Where Can I Get It?

While the beta release of Internet Assistant Version 2.0 does have its shortcomings, it is enough improved from the orphaned Version 1.0 that I recommend it for anyone who needs to convert existing Word documents to HTML and has other reasons to upgrade (such as better all-around Windows performance). The price is right—it's still free for download from Microsoft. Make sure you have upgraded to Windows 95 and Word for Windows 95 (Version 7) before you install the new files, however. You can find the free program at www.microsoft.com. I'm not including the detailed URL because Microsoft seems to be moving a lot of resources around on their servers lately (and not forwarding the old links). Use their search facility to find it, using "Internet Assistant" as the search criterion. (You'll actually get a lot of information about the product, how to download it, and how to use it.)

Specific Improvements


Notable Shortcomings

Well, after all, it is a beta release. There are some improvements needed in future releases:

Conclusion

If you are like me and want to upgrade to Windows 95 anyway, Internet Assistant Version 2.0 is the way to go. Unfortunately, you'll spend over $300US for all of the tools required (not counting hardware upgrades if you need them). But Microsoft is dragging us on this costly upgrade path whether we like it or not; at least when we get there we can hope our computers will be more functional than they are today. Free tools like Internet Assistant are a big help Web publishers who do document conversion.

Conversioneering will devote more review space to Microsoft Word Internet Assistant in a future issue. In addition, we'll cover any new conversion programs that come along and discuss general conversion topics. Some of our future articles:

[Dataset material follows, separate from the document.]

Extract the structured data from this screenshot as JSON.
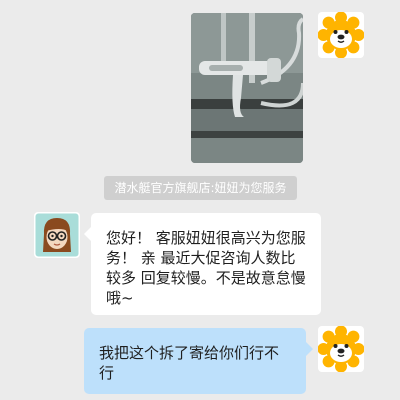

Call for Ideas

Do you have an idea for future articles in Conversioneering? I would like to hear it. E-mail: dbd@mendem.com
December 4, 1995